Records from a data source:
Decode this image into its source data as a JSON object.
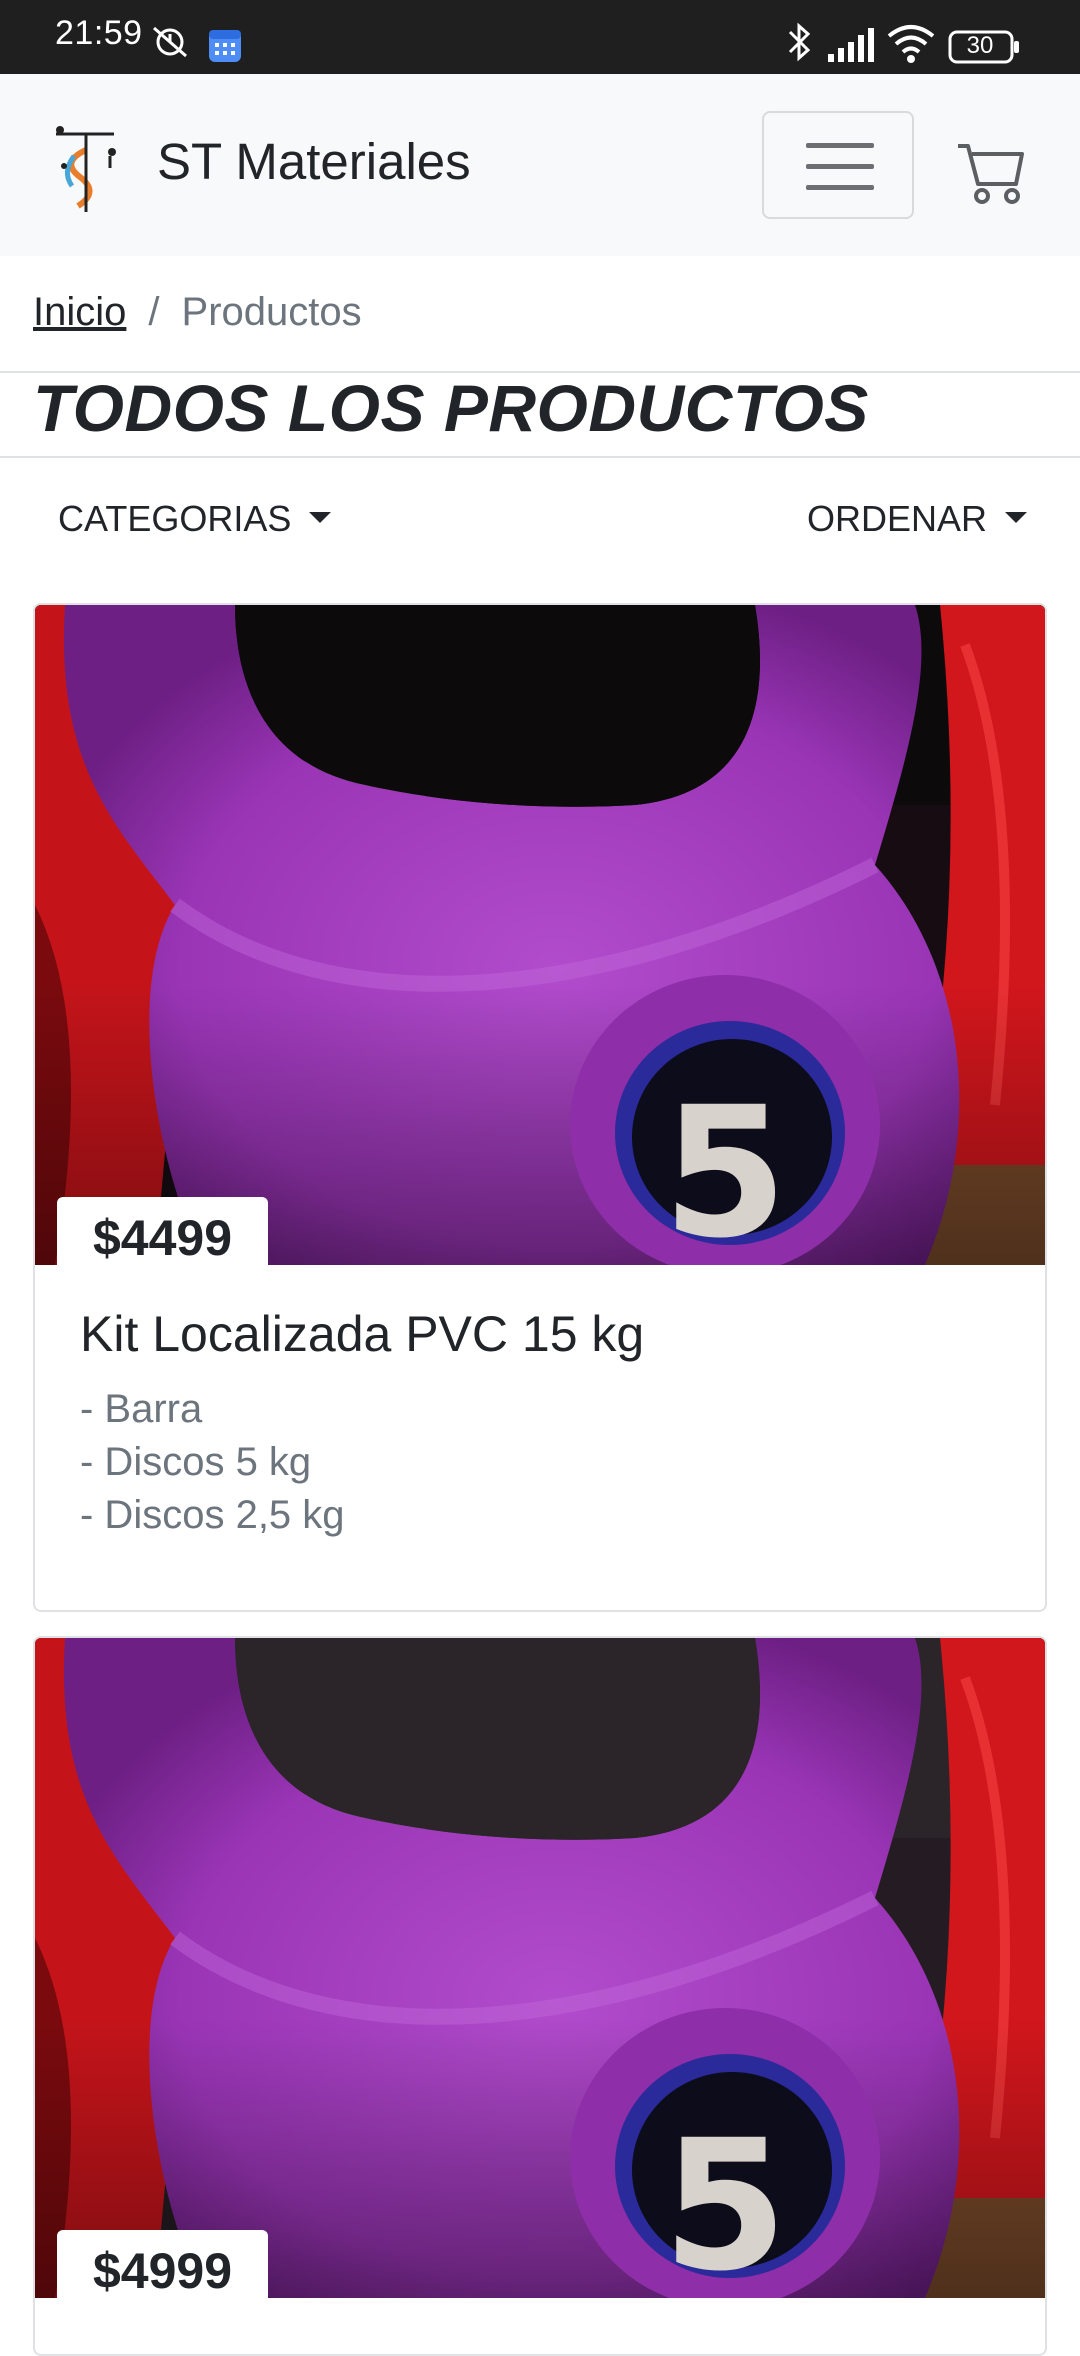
{
  "status_bar": {
    "time": "21:59",
    "battery": "30",
    "icons": [
      "alarm-off-icon",
      "calendar-icon",
      "bluetooth-icon",
      "signal-icon",
      "wifi-icon",
      "battery-icon"
    ]
  },
  "header": {
    "brand": "ST Materiales",
    "logo": "st-materiales-logo",
    "menu_icon": "hamburger-menu-icon",
    "cart_icon": "cart-icon"
  },
  "breadcrumb": {
    "home": "Inicio",
    "separator": "/",
    "current": "Productos"
  },
  "page_title": "TODOS LOS PRODUCTOS",
  "filters": {
    "categories": "CATEGORIAS",
    "sort": "ORDENAR"
  },
  "products": [
    {
      "price": "$4499",
      "name": "Kit Localizada PVC 15 kg",
      "details": [
        "- Barra",
        "- Discos 5 kg",
        "- Discos 2,5 kg"
      ]
    },
    {
      "price": "$4999"
    }
  ],
  "colors": {
    "navbar_bg": "#f8f9fa",
    "kettlebell": "#a53fbf",
    "accent_red": "#d01010",
    "muted_text": "#6c757d"
  }
}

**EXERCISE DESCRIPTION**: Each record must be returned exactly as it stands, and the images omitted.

**ANSWER TO THIS PROBLEM**:
Decode this image into its source data as a JSON object.
{
  "status_bar": {
    "time": "21:59",
    "battery": "30",
    "icons": [
      "alarm-off-icon",
      "calendar-icon",
      "bluetooth-icon",
      "signal-icon",
      "wifi-icon",
      "battery-icon"
    ]
  },
  "header": {
    "brand": "ST Materiales",
    "logo": "st-materiales-logo",
    "menu_icon": "hamburger-menu-icon",
    "cart_icon": "cart-icon"
  },
  "breadcrumb": {
    "home": "Inicio",
    "separator": "/",
    "current": "Productos"
  },
  "page_title": "TODOS LOS PRODUCTOS",
  "filters": {
    "categories": "CATEGORIAS",
    "sort": "ORDENAR"
  },
  "products": [
    {
      "price": "$4499",
      "name": "Kit Localizada PVC 15 kg",
      "details": [
        "- Barra",
        "- Discos 5 kg",
        "- Discos 2,5 kg"
      ]
    },
    {
      "price": "$4999"
    }
  ],
  "colors": {
    "navbar_bg": "#f8f9fa",
    "kettlebell": "#a53fbf",
    "accent_red": "#d01010",
    "muted_text": "#6c757d"
  }
}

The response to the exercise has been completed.